Does size matter? Socitm Improve, cheap bikes…and smugness

bike.jpg

By Matthew Fraser, Socitm technical consultant

The infamous Lance Armstrong once said: ‘It’s not about the bike.’ We now know that to be true – it was really about the performance-enhancing drugs. However, I still broadly agree with Lance concerning bikes, and life: throwing money and technology at a problem doesn’t guarantee results.

Yet, as I prepared for a recent cycling event, I found myself questioning if my current bike was up to the job. When I started cycling again (around three years ago), I bought one of the cheapest bikes I could find – just in case I decided it wasn’t for me. Many cycling magazines will recommend spending double what I did, and enthusiastic riders may happily pay 10 times as much.

As the big day approached, I began to wonder if the bike would hold me back; if I’d be consigned to telling friends I finished last; that the deck was already stacked against me.

I’ve come across a similar opinion when I discuss the Socitm Improve service with people. They believe that due to the size of their organisation, a worthwhile comparison is impossible to find.
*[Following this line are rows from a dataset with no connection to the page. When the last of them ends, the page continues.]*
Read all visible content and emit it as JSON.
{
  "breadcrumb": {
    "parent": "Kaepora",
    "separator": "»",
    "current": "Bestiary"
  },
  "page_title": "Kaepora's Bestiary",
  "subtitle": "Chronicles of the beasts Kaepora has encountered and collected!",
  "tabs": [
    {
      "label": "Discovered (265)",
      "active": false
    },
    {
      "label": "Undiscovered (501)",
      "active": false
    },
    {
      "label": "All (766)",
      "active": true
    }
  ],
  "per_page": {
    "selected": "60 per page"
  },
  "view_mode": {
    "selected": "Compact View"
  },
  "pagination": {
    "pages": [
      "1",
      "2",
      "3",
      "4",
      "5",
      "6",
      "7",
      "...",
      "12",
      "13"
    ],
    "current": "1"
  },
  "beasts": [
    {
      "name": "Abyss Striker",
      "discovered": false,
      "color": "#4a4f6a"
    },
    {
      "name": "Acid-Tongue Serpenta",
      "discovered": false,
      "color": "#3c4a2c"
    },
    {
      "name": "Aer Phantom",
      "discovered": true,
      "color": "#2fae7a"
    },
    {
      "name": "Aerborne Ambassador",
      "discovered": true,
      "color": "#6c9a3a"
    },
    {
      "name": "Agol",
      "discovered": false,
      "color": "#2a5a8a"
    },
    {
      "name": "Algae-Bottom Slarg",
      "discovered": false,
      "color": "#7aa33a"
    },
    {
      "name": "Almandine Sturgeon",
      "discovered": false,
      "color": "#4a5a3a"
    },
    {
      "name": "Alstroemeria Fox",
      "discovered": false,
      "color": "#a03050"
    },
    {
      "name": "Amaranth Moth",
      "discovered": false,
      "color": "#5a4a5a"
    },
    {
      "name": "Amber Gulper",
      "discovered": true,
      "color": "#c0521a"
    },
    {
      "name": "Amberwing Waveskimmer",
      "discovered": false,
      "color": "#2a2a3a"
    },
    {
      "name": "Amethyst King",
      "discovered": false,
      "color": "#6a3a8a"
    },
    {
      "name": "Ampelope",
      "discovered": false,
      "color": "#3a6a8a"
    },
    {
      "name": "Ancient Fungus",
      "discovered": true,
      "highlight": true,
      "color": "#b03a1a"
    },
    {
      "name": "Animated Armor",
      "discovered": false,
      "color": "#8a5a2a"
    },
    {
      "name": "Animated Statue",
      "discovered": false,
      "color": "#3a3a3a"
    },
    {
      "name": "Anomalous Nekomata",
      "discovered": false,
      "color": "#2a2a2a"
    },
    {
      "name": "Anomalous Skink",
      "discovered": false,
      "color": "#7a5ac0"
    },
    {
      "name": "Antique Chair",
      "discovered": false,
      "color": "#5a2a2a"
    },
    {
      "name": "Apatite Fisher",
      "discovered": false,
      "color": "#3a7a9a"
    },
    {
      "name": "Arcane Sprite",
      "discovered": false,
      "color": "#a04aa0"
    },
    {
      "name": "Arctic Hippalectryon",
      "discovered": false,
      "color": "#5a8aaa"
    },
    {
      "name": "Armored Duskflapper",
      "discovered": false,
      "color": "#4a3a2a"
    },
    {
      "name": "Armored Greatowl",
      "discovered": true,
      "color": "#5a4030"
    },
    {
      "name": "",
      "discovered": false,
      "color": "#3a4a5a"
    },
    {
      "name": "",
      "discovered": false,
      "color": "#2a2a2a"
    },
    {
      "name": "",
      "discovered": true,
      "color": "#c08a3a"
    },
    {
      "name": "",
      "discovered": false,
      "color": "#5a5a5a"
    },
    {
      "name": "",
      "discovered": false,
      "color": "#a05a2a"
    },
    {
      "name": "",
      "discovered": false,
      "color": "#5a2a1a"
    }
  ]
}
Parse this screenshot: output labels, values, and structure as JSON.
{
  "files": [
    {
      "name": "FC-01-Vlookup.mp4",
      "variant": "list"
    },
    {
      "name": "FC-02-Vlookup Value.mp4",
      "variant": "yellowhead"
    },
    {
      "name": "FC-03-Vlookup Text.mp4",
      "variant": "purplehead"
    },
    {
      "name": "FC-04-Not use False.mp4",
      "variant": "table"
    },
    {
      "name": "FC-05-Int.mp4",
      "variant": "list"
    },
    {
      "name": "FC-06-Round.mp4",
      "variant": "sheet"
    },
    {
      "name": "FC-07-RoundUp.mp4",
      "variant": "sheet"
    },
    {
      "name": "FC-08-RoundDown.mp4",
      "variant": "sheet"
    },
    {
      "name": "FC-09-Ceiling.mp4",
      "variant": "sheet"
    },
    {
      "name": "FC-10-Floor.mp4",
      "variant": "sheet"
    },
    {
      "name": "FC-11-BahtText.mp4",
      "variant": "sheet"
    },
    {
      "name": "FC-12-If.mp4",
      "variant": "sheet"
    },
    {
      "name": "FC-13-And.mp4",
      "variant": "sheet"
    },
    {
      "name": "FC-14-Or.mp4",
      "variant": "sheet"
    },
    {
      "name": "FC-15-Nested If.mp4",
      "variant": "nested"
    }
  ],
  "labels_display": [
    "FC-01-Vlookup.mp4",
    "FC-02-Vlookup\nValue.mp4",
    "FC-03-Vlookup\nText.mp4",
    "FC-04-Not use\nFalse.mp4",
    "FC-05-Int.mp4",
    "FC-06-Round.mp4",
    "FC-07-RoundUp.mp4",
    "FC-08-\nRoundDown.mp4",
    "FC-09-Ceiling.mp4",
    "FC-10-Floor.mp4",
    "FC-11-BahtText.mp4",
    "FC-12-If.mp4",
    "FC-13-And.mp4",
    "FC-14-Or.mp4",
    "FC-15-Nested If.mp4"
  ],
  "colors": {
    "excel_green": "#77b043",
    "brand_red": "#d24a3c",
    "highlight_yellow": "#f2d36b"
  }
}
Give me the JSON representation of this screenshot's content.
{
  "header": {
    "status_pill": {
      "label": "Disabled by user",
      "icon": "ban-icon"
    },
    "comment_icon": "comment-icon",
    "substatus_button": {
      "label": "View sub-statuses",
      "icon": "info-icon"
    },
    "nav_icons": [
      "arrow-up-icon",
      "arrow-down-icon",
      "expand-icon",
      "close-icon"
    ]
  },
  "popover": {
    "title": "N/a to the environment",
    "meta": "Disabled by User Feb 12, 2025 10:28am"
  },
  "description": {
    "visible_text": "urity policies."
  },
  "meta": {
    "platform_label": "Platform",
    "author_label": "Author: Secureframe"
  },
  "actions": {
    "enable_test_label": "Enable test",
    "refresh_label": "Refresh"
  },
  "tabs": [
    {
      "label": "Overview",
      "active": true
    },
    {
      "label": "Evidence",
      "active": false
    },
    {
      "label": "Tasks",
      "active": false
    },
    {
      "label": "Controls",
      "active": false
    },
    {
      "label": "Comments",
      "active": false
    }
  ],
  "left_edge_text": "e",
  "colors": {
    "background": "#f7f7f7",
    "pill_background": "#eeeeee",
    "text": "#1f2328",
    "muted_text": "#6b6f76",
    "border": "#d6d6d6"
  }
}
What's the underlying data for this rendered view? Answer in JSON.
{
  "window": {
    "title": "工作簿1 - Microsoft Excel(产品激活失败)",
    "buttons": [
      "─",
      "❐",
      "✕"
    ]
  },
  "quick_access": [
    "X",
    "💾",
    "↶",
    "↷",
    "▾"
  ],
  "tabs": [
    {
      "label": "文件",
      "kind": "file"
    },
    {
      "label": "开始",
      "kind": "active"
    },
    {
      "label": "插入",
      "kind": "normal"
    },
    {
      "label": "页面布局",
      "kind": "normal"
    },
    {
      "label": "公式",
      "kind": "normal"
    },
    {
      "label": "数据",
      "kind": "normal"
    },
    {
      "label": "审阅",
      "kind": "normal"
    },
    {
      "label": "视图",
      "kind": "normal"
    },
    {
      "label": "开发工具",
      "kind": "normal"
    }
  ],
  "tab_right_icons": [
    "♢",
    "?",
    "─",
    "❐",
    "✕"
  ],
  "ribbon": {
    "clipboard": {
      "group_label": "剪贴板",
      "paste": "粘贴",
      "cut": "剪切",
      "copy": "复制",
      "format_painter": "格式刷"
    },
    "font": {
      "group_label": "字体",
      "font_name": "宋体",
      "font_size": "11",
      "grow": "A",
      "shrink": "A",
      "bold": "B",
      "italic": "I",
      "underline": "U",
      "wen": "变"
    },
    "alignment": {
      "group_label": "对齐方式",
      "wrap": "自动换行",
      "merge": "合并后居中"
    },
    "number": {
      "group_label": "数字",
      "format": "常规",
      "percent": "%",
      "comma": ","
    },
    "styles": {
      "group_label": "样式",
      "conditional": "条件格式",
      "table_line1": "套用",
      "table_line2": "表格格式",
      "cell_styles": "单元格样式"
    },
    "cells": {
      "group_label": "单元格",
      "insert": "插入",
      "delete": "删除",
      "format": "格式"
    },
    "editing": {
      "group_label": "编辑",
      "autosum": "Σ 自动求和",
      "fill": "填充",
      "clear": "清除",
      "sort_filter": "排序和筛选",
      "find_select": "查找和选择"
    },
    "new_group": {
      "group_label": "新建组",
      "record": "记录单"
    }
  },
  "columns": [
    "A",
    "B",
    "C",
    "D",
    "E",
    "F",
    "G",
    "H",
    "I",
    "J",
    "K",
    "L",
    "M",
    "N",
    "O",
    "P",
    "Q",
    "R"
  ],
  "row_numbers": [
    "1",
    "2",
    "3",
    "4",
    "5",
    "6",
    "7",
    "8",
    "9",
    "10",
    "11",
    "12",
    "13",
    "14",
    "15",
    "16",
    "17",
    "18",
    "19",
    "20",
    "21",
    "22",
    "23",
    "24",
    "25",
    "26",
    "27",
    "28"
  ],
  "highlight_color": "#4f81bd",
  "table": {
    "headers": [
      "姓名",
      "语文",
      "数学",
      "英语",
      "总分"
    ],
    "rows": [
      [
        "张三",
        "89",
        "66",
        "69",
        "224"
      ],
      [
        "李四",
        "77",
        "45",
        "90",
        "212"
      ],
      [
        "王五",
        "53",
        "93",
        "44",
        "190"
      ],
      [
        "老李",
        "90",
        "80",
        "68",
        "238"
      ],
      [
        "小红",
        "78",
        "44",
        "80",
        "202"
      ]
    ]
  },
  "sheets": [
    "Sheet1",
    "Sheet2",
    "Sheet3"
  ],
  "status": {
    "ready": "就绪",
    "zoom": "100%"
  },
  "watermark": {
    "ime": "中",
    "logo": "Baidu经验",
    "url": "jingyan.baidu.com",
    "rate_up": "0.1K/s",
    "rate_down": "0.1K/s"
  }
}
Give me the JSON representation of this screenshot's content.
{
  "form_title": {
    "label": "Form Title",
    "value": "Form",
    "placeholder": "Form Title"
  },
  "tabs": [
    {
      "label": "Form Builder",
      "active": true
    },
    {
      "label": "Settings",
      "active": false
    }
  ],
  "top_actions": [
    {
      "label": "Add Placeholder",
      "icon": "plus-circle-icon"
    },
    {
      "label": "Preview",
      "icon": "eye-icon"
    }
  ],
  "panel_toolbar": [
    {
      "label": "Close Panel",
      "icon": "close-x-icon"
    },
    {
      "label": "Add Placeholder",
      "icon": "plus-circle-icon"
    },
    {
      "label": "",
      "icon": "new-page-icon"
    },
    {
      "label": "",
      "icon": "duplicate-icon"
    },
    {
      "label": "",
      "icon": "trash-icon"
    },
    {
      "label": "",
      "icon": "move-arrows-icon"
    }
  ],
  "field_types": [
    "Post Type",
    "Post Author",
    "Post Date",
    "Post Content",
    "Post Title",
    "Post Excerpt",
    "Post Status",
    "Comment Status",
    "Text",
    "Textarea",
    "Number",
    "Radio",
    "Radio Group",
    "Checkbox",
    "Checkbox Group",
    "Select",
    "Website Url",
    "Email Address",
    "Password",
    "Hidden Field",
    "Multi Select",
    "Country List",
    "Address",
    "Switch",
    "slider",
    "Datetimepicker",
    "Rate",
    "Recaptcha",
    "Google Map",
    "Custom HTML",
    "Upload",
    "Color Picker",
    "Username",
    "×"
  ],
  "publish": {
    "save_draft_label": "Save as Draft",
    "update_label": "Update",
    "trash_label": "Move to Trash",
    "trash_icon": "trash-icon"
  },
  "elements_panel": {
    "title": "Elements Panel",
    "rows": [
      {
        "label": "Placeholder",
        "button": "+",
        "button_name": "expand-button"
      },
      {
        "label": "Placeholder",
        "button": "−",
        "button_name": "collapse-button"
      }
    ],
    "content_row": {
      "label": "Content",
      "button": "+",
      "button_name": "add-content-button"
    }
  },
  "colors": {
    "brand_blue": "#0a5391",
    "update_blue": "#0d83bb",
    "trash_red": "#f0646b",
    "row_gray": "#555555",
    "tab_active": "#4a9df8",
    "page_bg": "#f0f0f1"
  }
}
Small organisations feel that, as they do not benefit from the economies of scale that large organisations have, they are destined to appear expensive and in-efficient. While these are qualities that are often desirable in luxury items like sports cars, I can understand why no organisation would want this description.

But is this assumption correct?

Thanks to the new dashboarding options available within the Socitm Improve service, I put this theory to the test.

Here’s the science bit (he says, calling on his inner Jennifer Aniston from her shampoo-selling days): I ranked each participant by multiple aspects of size to give them a ‘size ranking’. Then I did the same with multiple cost metrics to develop a ‘cost-efficiency ranking’. Finally, I plotted the two rankings against each other.

Tell me, what do you see?

graph 1

I think if you join the dots you may get a picture of a pony – but there is no evidence that the size of an organisation affects its relative IT spend.

But perhaps size affects performance? Some large organisations worry that they will have an added level of complexity, due to their magnitude. Obviously, they don’t want to appear to perform worse than those who have a simpler service to deliver.

As before, let’s test this with data:

graph 2

You may not believe it, but I find this chart quite interesting. Notice how the bottom left of the chart is completely empty? That tells us that none of the small organisations that gave us data are performing poorly. Well done, my diminutive colleagues.

But looking at the right of the chart, we also see that top performers come in all sizes. So again, we have no trend.

(Note: The eagle-eyed will notice that a few of the data points are x rather than o. This is because those participants didn’t complete one of the measures I used, and I thought it would be cruel to exclude them.)

What can we conclude? Well, in much of life size makes a difference. Taller people can easily reach high shelves. Smaller people are more comfortable on long-hall plane journeys. But these charts show that when it comes to comparing your organisation to others, size is not as big a factor as we may imagine.

But what about the big question? I know you’re keen to know how my cheap bike performed.

Well, if a good bike ride is measured in smiles, it was a top performer. Every time I passed a bike that I knew to cost considerably more than mine, I found myself grinning from ear to ear. Perhaps not physically – as it is difficult to smile while gasping for oxygen – but certainly smugness swelled up in my heart.

Cycling might be ‘a bit about the bike’, but it was clearly only one factor among many.

Similarly, your organisation – like every other – is unique. Size is just one of your defining features. But I hope you’ll agree that you shouldn’t let your size exclude you from gaining insight through comparing yourself to others.

***

Why not challenge your assumptions about your ICT service? Are you lean and efficient? Do you provide a gold standard level of performance? Have you found the holy grail of attaining both great performance and high efficiency? We’ve found some organisations who have.

Socitm Improve helps you to analyse your ICT service in the context of your peers and facilitates group learning between participants.

Does size matter? Socitm Improve, cheap bikes…and smugness

Leave a Reply

Fill in your details below or click an icon to log in:

WordPress.com Logo

You are commenting using your WordPress.com account. Log Out /  Change )

Google+ photo

You are commenting using your Google+ account. Log Out /  Change )

Twitter picture

You are commenting using your Twitter account. Log Out /  Change )

Facebook photo

You are commenting using your Facebook account. Log Out /  Change )

Connecting to %s